When preparing for a big moment at work, rehearse it in your mind with as much clarity and detail as you can. What will it look and feel like to walk into your manager’s office and ask for that raise? How do the lights feel as you walk out in front of the audience, into the boardroom, onto the stage or even sign in to Zoom? What will your first words be?

PRACTICE FOR PRESSURE.

Athletes train not only for skills and abilities, but also for pressure. Top coaches introduce mental, technical, tactical and physical competitive stressors by unexpectedly changing the usual conditions. For example, they might force right-footed soccer players to use only their left foot during practice, or introduce better opponents by surprise.

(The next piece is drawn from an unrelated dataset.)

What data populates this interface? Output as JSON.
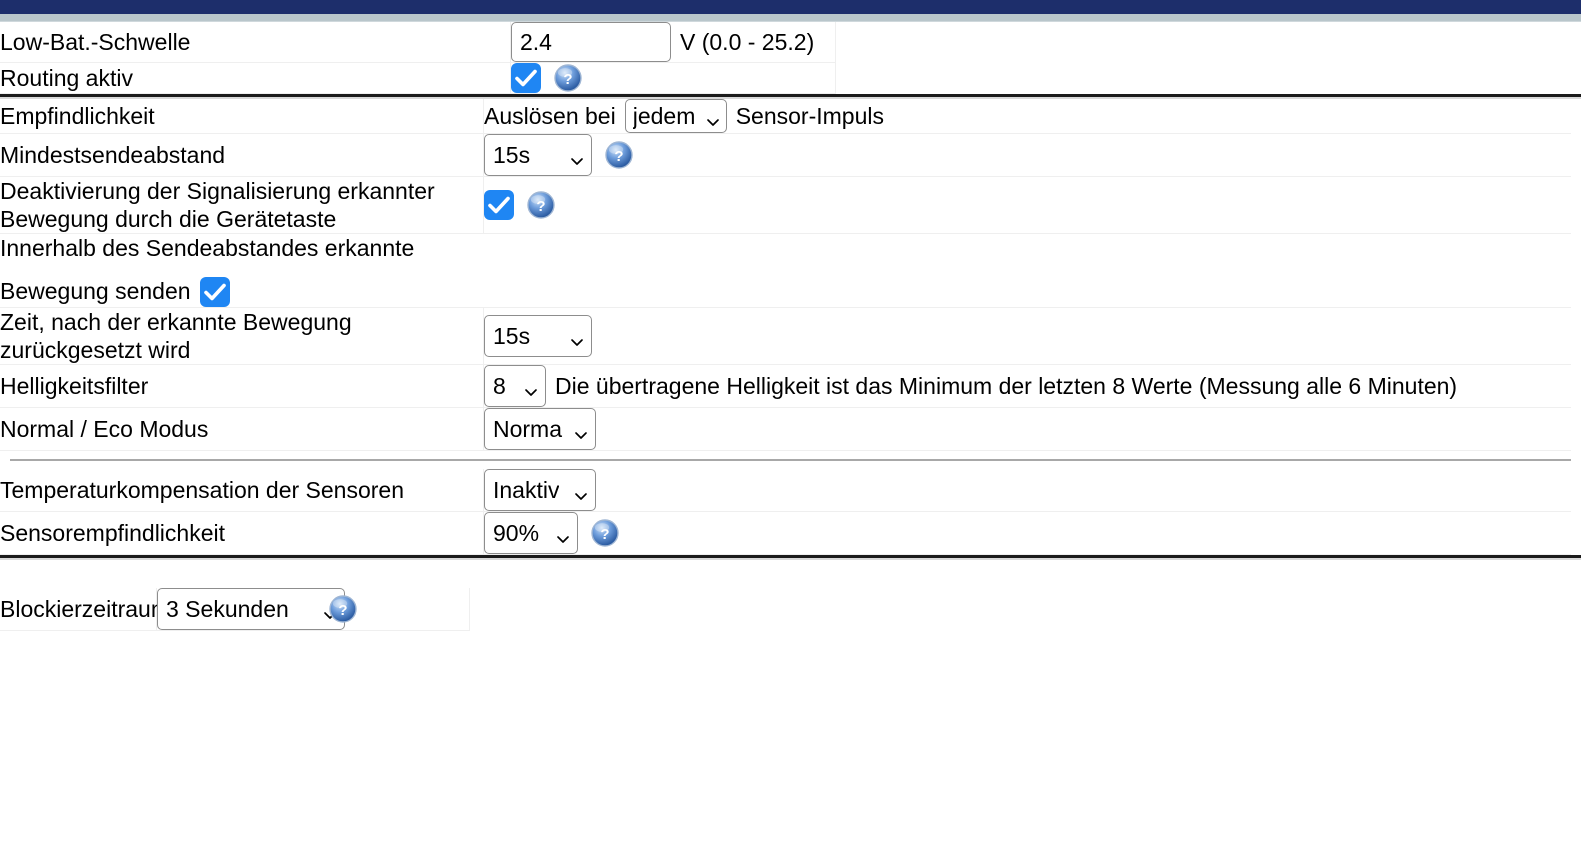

Rehearsing is important, whether you’re alone in your office or in front of a camera or crowd. You can raise the stakes by asking your audience to interrupt you, say a negative comment or switch off your computer, forcing you to continue without your supporting slides.

DEVELOP A PREPERFORMANCE ROUTINE.

The routines you see and hear before an athlete delivers an important serve in tennis, a free throw in basketball or a penalty kick in soccer have a very important purpose. A preperformance routine can help you clear your mind, get into the moment and set that well-honed skill to autopilot.

At work, you might develop a short ritual, such as breathing exercises, repeating a phrase or mantra, listening to a particular song, sipping a favorite tea or doing a few stretches, that can get you in the right mindset to tackle those first moments before autopilot can kick in. Once you’ve got a routine you’re comfortable with, you can use it whenever you need to access the knowledge, skills and behaviors you’ve been trained for. You might also develop a mini routine that you return to when you realize you’re choking.

DON’T THINK, JUST DO.

Most athletes know that overthinking in the moment can make them doubt themselves or focus too much on every aspect of a movement instead of letting it go, triggering a choke. To avoid this, some athletes opt for self-distraction in the minutes or hours before a race or a game. Listening to music, reading or doing something with your hands to stay out of your head are ways to escape from the surrounding elements and thoughts that could add pressure.

Mindfulness and meditation techniques help train you to acknowledge your surroundings while remaining alert, attentive and present within yourself in the moment. A wealth of research shows how mindfulness and meditation can calm the brain and nervous system, reduce anxiety and improve performance. Simply writing down your fears can also help alleviate them for performance.

DEVELOP A STRESS MINDSET.

The tennis legend Billie Jean King has said, “Pressure is a privilege.” Shifting your mindset from “stress is depleting” to “stress is enhancing” actually changes the way your body responds to it. To do this, next time you’re nervous and feel your heart starting to race, don’t tell yourself to calm down. Rather, tell yourself you’re excited and gearing up for optimal performance.

RATIONALIZE THE EVENT AND YOUR BUMPS ALONG THE WAY.

It’s important to put your performance into perspective, so the anticipated results don’t overwhelm your ability to perform. This involves, for example, disconnecting your identity from the results. A loss doesn’t mean that you are a loser, and a win doesn’t mean that you are a winner. The basketball coach Dawn Stanley has a “24-hour rule” for athletes, allowing them a single day to bask in their victory or agonize over their defeat.

NOBODY IS IMMUNE from choking in a big moment. What we learn from the greatest athletes in the world is that there are behaviors and mindsets we can practice to help prevent a choke and better navigate it when it arrives.

c.2022 Harvard Business Review. Distributed by The New York Times Licensing Group.

This HBR article was legally licensed through AdvisorStream.

David M. Brenner profile photo

David M. Brenner, ChFC®, CLU®

D. M. Brenner, Inc.
Phone : (858) 345-1001
Schedule a Meeting